Every record below is to be restated verbatim, though its images are not.

- _MATERIAL SHOWN_:
******************************

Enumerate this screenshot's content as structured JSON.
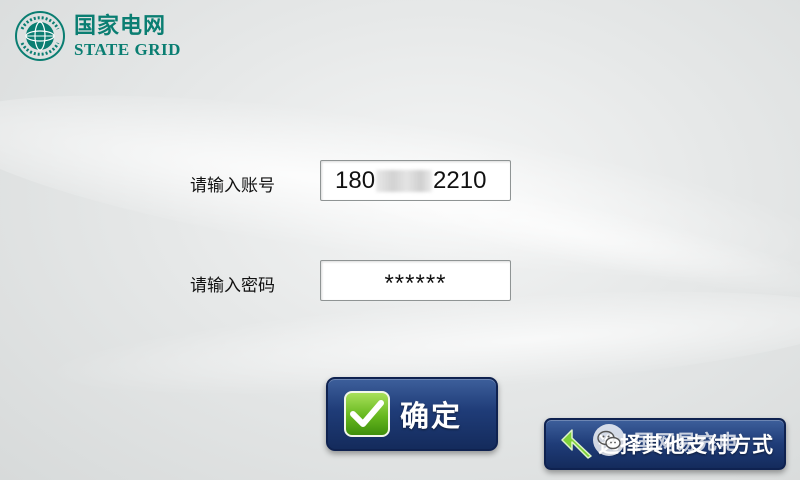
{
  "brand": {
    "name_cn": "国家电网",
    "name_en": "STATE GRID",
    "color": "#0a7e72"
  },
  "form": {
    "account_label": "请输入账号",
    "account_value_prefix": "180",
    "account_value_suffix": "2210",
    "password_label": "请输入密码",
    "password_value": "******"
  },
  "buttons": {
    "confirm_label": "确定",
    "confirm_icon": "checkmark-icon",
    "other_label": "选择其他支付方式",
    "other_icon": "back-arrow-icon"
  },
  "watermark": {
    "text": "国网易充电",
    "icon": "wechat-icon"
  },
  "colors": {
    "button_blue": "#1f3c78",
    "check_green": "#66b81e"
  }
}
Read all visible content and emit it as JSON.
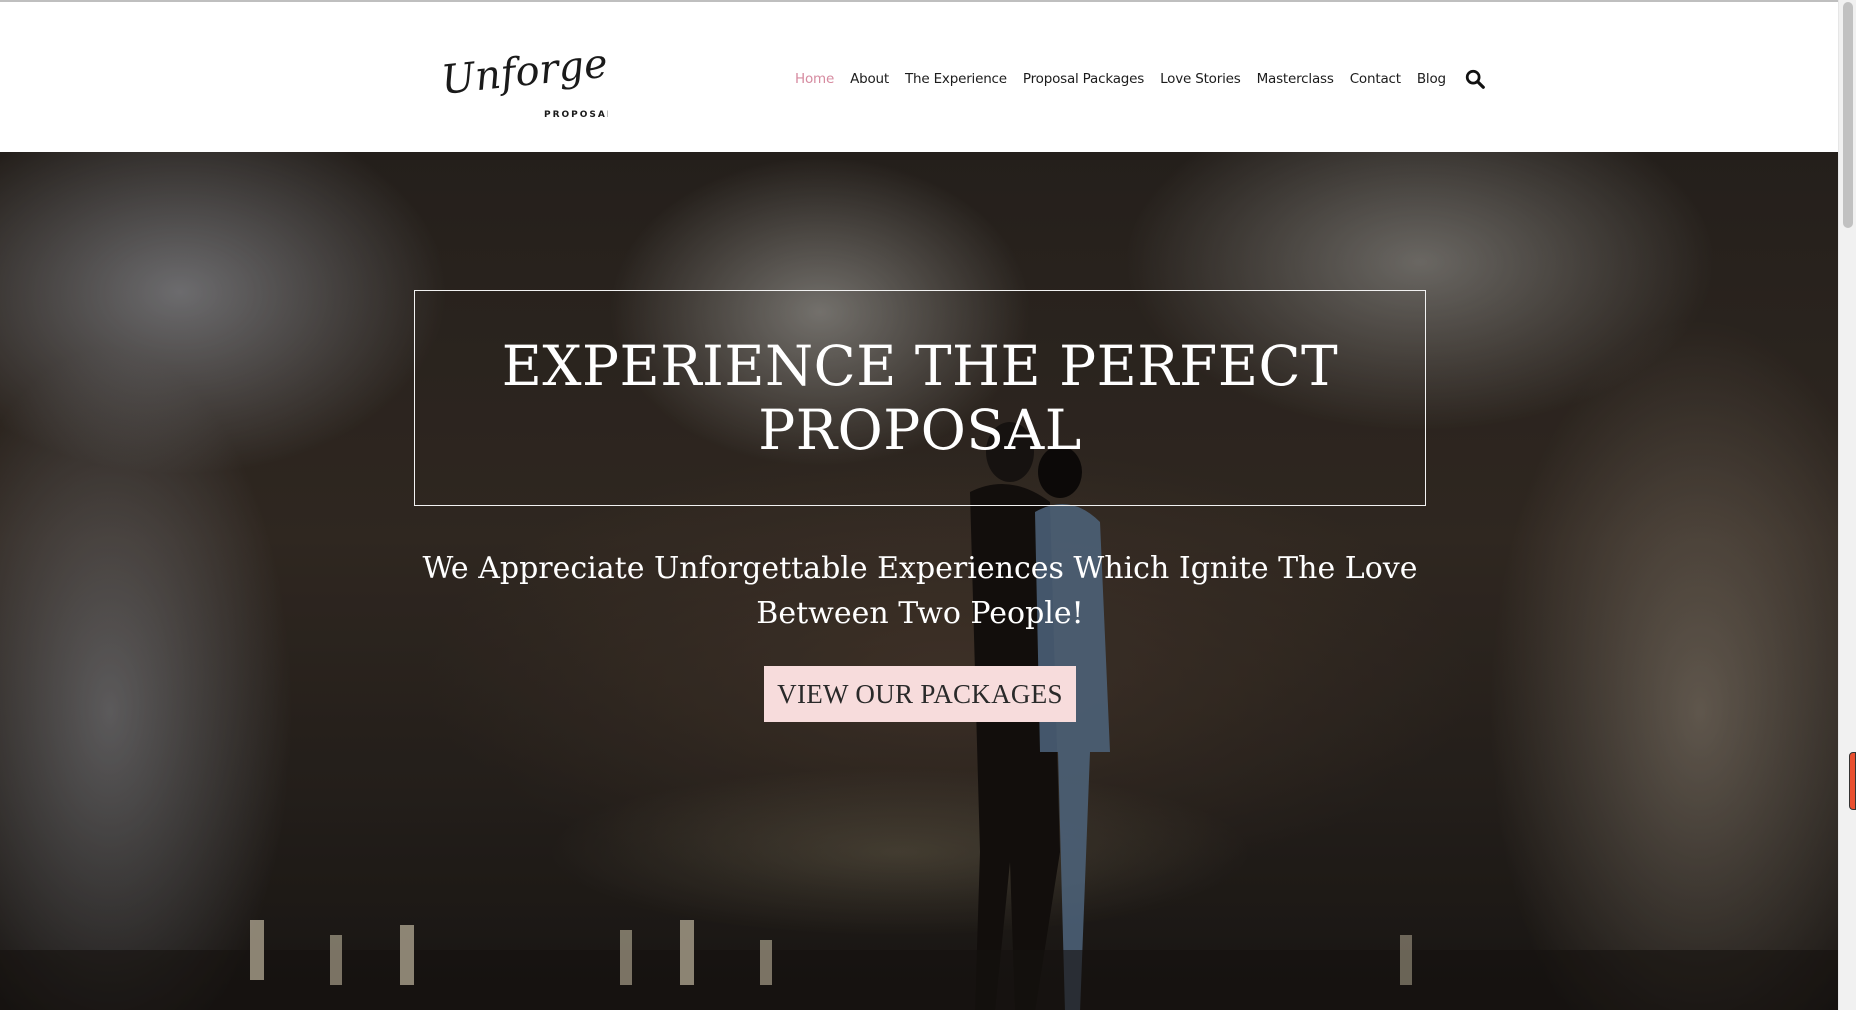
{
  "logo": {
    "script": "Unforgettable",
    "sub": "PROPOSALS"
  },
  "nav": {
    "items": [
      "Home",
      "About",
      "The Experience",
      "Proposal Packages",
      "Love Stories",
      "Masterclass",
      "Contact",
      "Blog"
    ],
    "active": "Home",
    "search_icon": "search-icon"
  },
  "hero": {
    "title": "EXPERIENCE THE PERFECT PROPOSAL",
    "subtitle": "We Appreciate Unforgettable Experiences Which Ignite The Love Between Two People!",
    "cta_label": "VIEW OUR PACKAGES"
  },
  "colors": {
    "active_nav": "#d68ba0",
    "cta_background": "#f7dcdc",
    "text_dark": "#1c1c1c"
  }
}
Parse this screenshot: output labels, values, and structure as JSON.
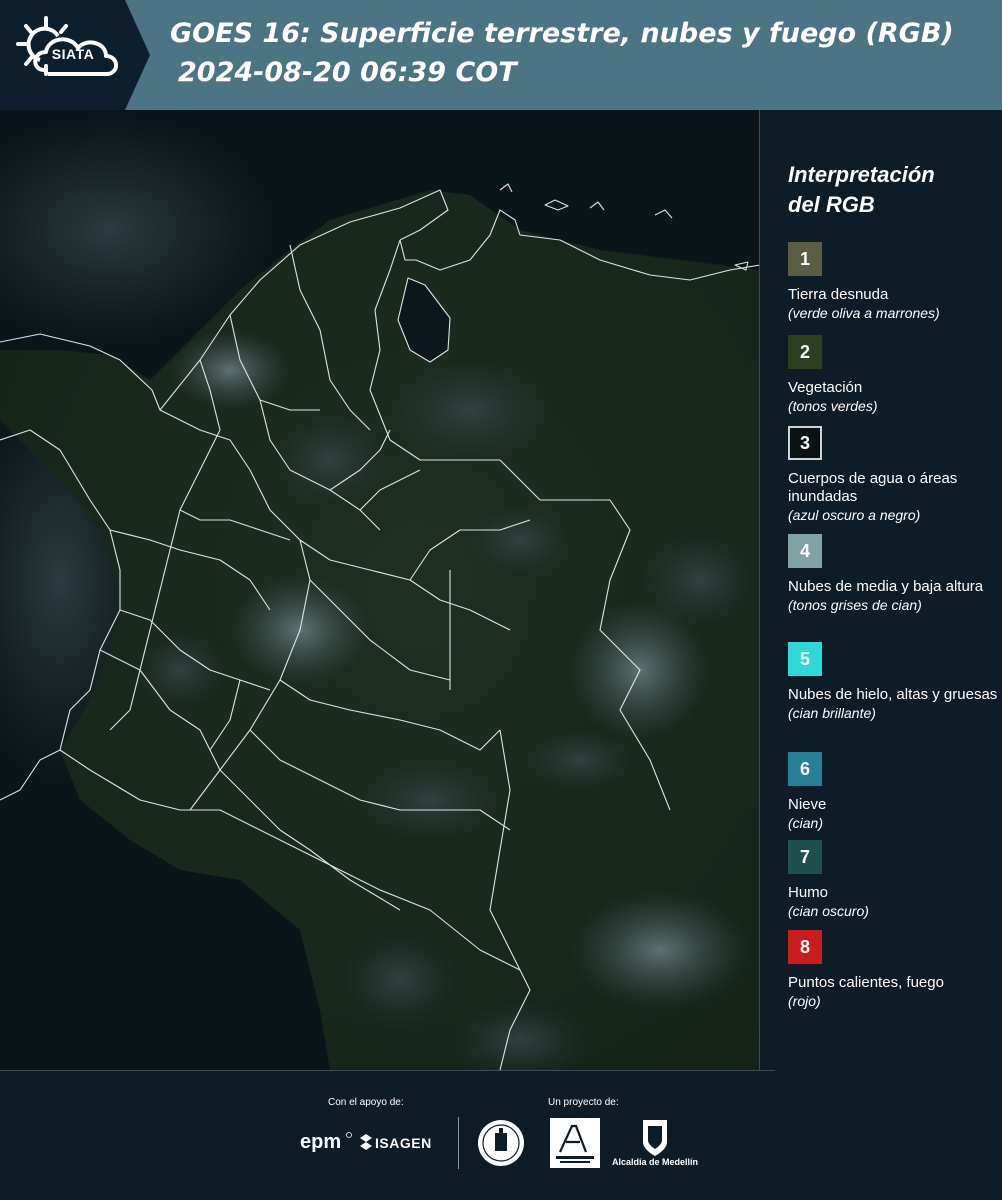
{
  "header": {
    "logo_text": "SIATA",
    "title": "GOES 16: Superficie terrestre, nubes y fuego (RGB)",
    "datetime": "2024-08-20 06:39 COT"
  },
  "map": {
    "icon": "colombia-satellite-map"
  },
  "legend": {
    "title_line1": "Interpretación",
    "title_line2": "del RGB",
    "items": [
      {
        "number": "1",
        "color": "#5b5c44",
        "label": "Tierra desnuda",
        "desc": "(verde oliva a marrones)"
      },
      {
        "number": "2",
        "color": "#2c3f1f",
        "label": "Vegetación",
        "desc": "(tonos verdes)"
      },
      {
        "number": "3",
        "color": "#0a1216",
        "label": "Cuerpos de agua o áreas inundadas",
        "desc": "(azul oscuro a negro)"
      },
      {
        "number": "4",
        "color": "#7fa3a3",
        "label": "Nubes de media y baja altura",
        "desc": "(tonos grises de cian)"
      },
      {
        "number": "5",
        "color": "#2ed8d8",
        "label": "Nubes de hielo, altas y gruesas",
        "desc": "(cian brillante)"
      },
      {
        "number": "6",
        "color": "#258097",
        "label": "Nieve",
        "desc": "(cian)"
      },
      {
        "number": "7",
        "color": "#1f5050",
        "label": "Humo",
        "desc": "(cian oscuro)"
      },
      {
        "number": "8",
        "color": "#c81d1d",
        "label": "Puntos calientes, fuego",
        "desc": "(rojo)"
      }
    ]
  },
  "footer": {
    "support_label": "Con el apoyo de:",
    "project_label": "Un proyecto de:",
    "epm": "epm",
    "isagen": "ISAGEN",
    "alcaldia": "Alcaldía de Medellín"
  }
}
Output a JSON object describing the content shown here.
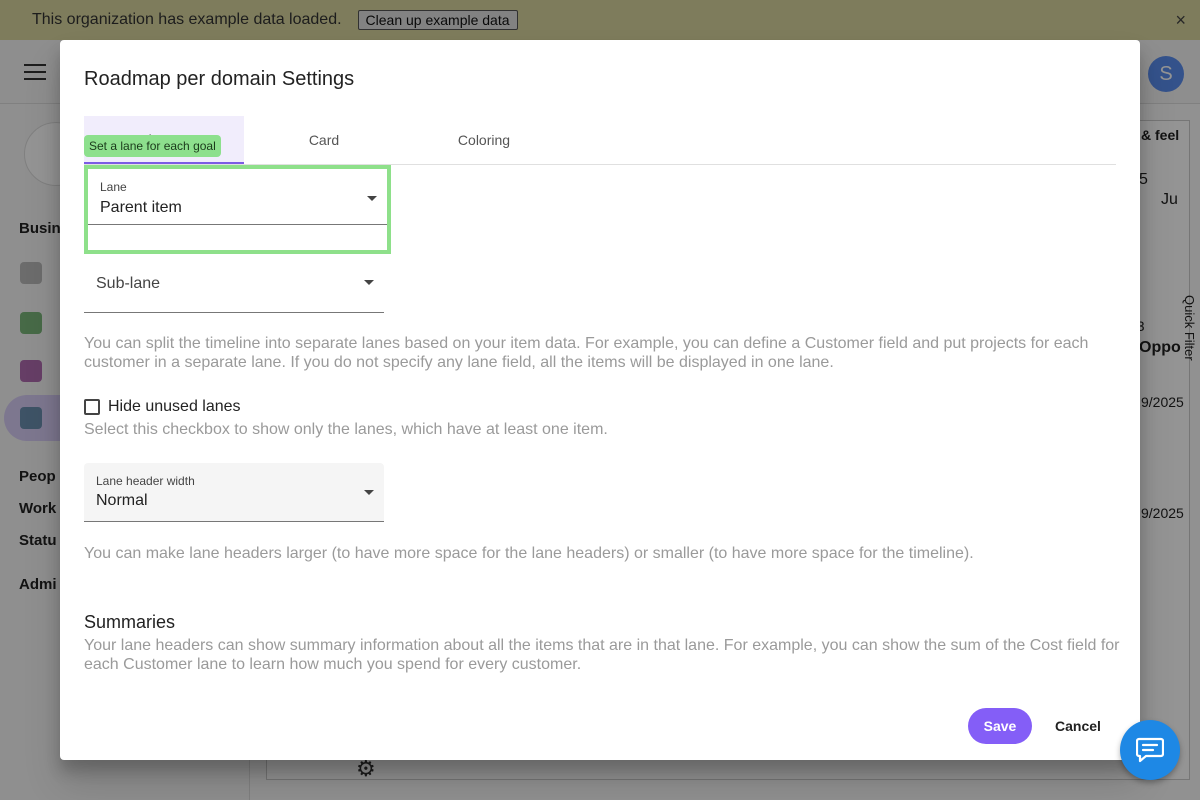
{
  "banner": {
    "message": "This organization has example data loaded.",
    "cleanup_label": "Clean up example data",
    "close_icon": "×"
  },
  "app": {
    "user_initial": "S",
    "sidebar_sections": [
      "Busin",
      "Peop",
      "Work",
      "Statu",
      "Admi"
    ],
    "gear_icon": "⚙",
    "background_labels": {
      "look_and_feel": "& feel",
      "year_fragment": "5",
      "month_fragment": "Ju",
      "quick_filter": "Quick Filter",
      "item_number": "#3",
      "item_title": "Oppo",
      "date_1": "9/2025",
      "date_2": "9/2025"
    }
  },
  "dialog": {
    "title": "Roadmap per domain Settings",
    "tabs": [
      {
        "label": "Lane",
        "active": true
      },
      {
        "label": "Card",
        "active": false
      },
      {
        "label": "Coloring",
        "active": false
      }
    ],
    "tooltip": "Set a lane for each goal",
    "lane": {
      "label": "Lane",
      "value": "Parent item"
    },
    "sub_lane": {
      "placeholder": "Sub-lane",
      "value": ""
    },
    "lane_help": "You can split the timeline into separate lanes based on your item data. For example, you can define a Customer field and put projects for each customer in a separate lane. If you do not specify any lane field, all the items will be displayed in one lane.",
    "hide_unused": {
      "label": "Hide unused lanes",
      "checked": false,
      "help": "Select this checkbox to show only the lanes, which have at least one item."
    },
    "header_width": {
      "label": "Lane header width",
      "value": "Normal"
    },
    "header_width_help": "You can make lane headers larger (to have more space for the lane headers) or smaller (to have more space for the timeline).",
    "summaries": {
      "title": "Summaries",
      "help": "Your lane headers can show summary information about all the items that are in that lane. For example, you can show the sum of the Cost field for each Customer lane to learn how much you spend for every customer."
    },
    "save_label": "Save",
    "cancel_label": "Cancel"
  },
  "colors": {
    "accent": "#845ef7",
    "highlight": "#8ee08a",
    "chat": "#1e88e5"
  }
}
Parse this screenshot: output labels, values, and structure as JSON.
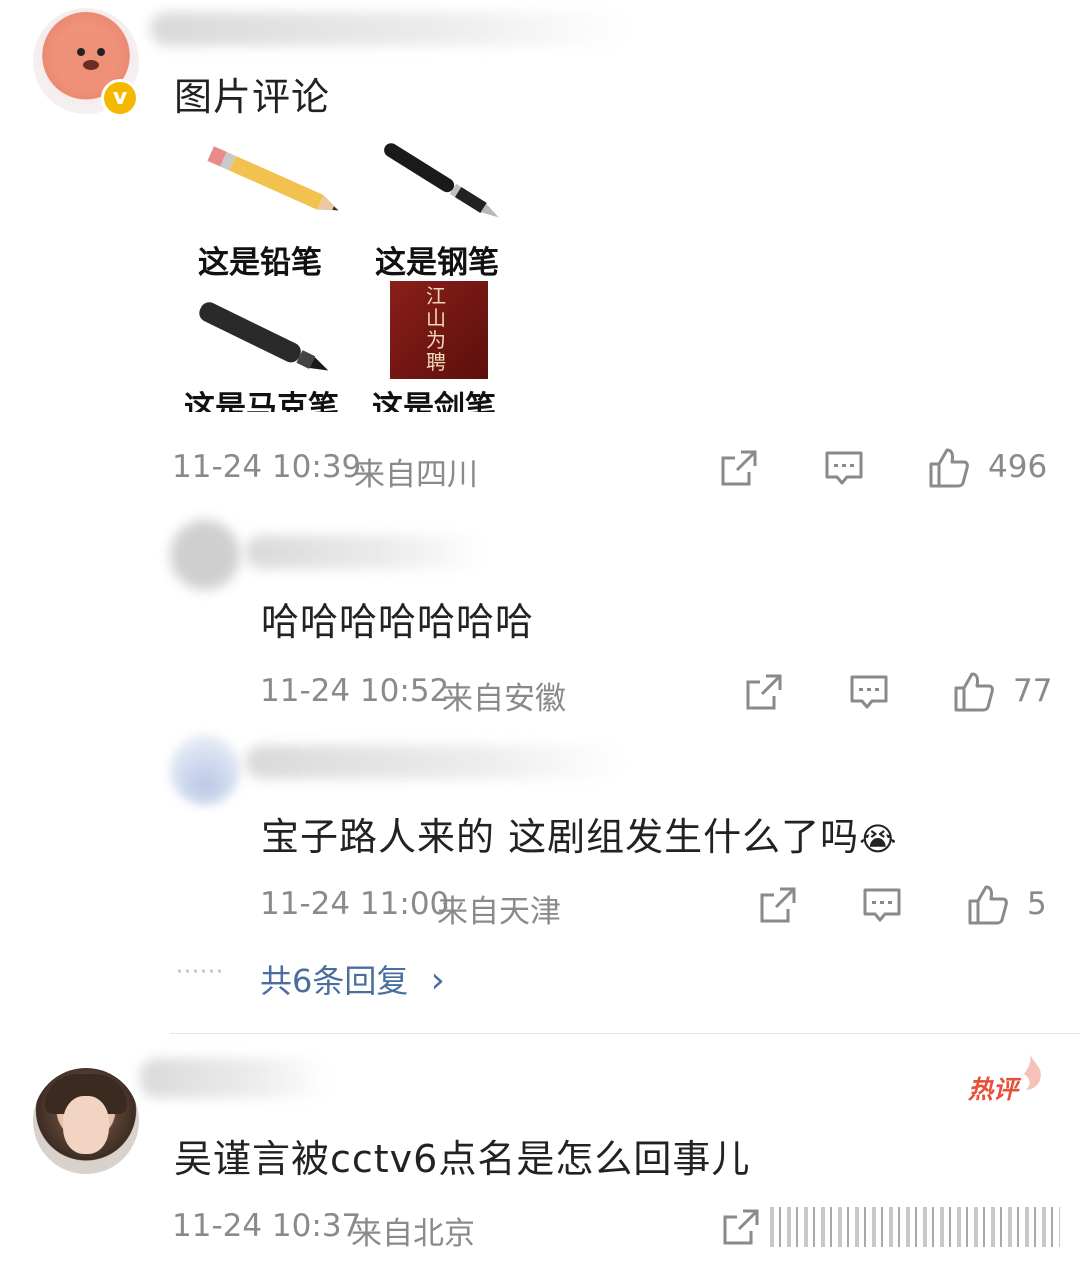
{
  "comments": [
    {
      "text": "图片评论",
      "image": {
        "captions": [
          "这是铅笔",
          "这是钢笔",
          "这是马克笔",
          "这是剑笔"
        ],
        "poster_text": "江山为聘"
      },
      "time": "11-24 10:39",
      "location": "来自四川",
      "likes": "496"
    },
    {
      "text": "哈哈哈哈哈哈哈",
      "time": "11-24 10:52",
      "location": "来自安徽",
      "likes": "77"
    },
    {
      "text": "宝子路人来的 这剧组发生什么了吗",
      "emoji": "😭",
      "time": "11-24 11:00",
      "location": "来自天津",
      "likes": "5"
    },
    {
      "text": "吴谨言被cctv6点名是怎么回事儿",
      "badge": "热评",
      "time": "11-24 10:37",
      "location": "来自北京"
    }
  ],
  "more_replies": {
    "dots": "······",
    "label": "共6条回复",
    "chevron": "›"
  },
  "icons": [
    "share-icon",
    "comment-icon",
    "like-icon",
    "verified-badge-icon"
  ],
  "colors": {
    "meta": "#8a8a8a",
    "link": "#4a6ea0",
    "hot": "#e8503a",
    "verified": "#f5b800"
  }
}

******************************

- _TASK OUTPUT_:
Enumerate this screenshot's content as structured JSON.
{
  "brand": {
    "name_cn": "国家电网",
    "name_en": "STATE GRID",
    "color": "#0a7e72"
  },
  "form": {
    "account_label": "请输入账号",
    "account_value_prefix": "180",
    "account_value_suffix": "2210",
    "password_label": "请输入密码",
    "password_value": "******"
  },
  "buttons": {
    "confirm_label": "确定",
    "confirm_icon": "checkmark-icon",
    "other_label": "选择其他支付方式",
    "other_icon": "back-arrow-icon"
  },
  "watermark": {
    "text": "国网易充电",
    "icon": "wechat-icon"
  },
  "colors": {
    "button_blue": "#1f3c78",
    "check_green": "#66b81e"
  }
}
Read all visible content and emit it as JSON.
{
  "logo": {
    "script": "Unforgettable",
    "sub": "PROPOSALS"
  },
  "nav": {
    "items": [
      "Home",
      "About",
      "The Experience",
      "Proposal Packages",
      "Love Stories",
      "Masterclass",
      "Contact",
      "Blog"
    ],
    "active": "Home",
    "search_icon": "search-icon"
  },
  "hero": {
    "title": "EXPERIENCE THE PERFECT PROPOSAL",
    "subtitle": "We Appreciate Unforgettable Experiences Which Ignite The Love Between Two People!",
    "cta_label": "VIEW OUR PACKAGES"
  },
  "colors": {
    "active_nav": "#d68ba0",
    "cta_background": "#f7dcdc",
    "text_dark": "#1c1c1c"
  }
}
Parse this screenshot: output labels, values, and structure as JSON.
{
  "header": {
    "logo_text": "SIATA",
    "title": "GOES 16: Superficie terrestre, nubes y fuego (RGB)",
    "datetime": "2024-08-20 06:39 COT"
  },
  "map": {
    "icon": "colombia-satellite-map"
  },
  "legend": {
    "title_line1": "Interpretación",
    "title_line2": "del RGB",
    "items": [
      {
        "number": "1",
        "color": "#5b5c44",
        "label": "Tierra desnuda",
        "desc": "(verde oliva a marrones)"
      },
      {
        "number": "2",
        "color": "#2c3f1f",
        "label": "Vegetación",
        "desc": "(tonos verdes)"
      },
      {
        "number": "3",
        "color": "#0a1216",
        "label": "Cuerpos de agua o áreas inundadas",
        "desc": "(azul oscuro a negro)"
      },
      {
        "number": "4",
        "color": "#7fa3a3",
        "label": "Nubes de media y baja altura",
        "desc": "(tonos grises de cian)"
      },
      {
        "number": "5",
        "color": "#2ed8d8",
        "label": "Nubes de hielo, altas y gruesas",
        "desc": "(cian brillante)"
      },
      {
        "number": "6",
        "color": "#258097",
        "label": "Nieve",
        "desc": "(cian)"
      },
      {
        "number": "7",
        "color": "#1f5050",
        "label": "Humo",
        "desc": "(cian oscuro)"
      },
      {
        "number": "8",
        "color": "#c81d1d",
        "label": "Puntos calientes, fuego",
        "desc": "(rojo)"
      }
    ]
  },
  "footer": {
    "support_label": "Con el apoyo de:",
    "project_label": "Un proyecto de:",
    "epm": "epm",
    "isagen": "ISAGEN",
    "alcaldia": "Alcaldía de Medellín"
  }
}
Output a JSON object describing the content shown here.
{
  "banner": {
    "message": "This organization has example data loaded.",
    "cleanup_label": "Clean up example data",
    "close_icon": "×"
  },
  "app": {
    "user_initial": "S",
    "sidebar_sections": [
      "Busin",
      "Peop",
      "Work",
      "Statu",
      "Admi"
    ],
    "gear_icon": "⚙",
    "background_labels": {
      "look_and_feel": "& feel",
      "year_fragment": "5",
      "month_fragment": "Ju",
      "quick_filter": "Quick Filter",
      "item_number": "#3",
      "item_title": "Oppo",
      "date_1": "9/2025",
      "date_2": "9/2025"
    }
  },
  "dialog": {
    "title": "Roadmap per domain Settings",
    "tabs": [
      {
        "label": "Lane",
        "active": true
      },
      {
        "label": "Card",
        "active": false
      },
      {
        "label": "Coloring",
        "active": false
      }
    ],
    "tooltip": "Set a lane for each goal",
    "lane": {
      "label": "Lane",
      "value": "Parent item"
    },
    "sub_lane": {
      "placeholder": "Sub-lane",
      "value": ""
    },
    "lane_help": "You can split the timeline into separate lanes based on your item data. For example, you can define a Customer field and put projects for each customer in a separate lane. If you do not specify any lane field, all the items will be displayed in one lane.",
    "hide_unused": {
      "label": "Hide unused lanes",
      "checked": false,
      "help": "Select this checkbox to show only the lanes, which have at least one item."
    },
    "header_width": {
      "label": "Lane header width",
      "value": "Normal"
    },
    "header_width_help": "You can make lane headers larger (to have more space for the lane headers) or smaller (to have more space for the timeline).",
    "summaries": {
      "title": "Summaries",
      "help": "Your lane headers can show summary information about all the items that are in that lane. For example, you can show the sum of the Cost field for each Customer lane to learn how much you spend for every customer."
    },
    "save_label": "Save",
    "cancel_label": "Cancel"
  },
  "colors": {
    "accent": "#845ef7",
    "highlight": "#8ee08a",
    "chat": "#1e88e5"
  }
}
Parse this screenshot: output labels, values, and structure as JSON.
{
  "comments": [
    {
      "text": "图片评论",
      "image": {
        "captions": [
          "这是铅笔",
          "这是钢笔",
          "这是马克笔",
          "这是剑笔"
        ],
        "poster_text": "江山为聘"
      },
      "time": "11-24 10:39",
      "location": "来自四川",
      "likes": "496"
    },
    {
      "text": "哈哈哈哈哈哈哈",
      "time": "11-24 10:52",
      "location": "来自安徽",
      "likes": "77"
    },
    {
      "text": "宝子路人来的 这剧组发生什么了吗",
      "emoji": "😭",
      "time": "11-24 11:00",
      "location": "来自天津",
      "likes": "5"
    },
    {
      "text": "吴谨言被cctv6点名是怎么回事儿",
      "badge": "热评",
      "time": "11-24 10:37",
      "location": "来自北京"
    }
  ],
  "more_replies": {
    "dots": "······",
    "label": "共6条回复",
    "chevron": "›"
  },
  "icons": [
    "share-icon",
    "comment-icon",
    "like-icon",
    "verified-badge-icon"
  ],
  "colors": {
    "meta": "#8a8a8a",
    "link": "#4a6ea0",
    "hot": "#e8503a",
    "verified": "#f5b800"
  }
}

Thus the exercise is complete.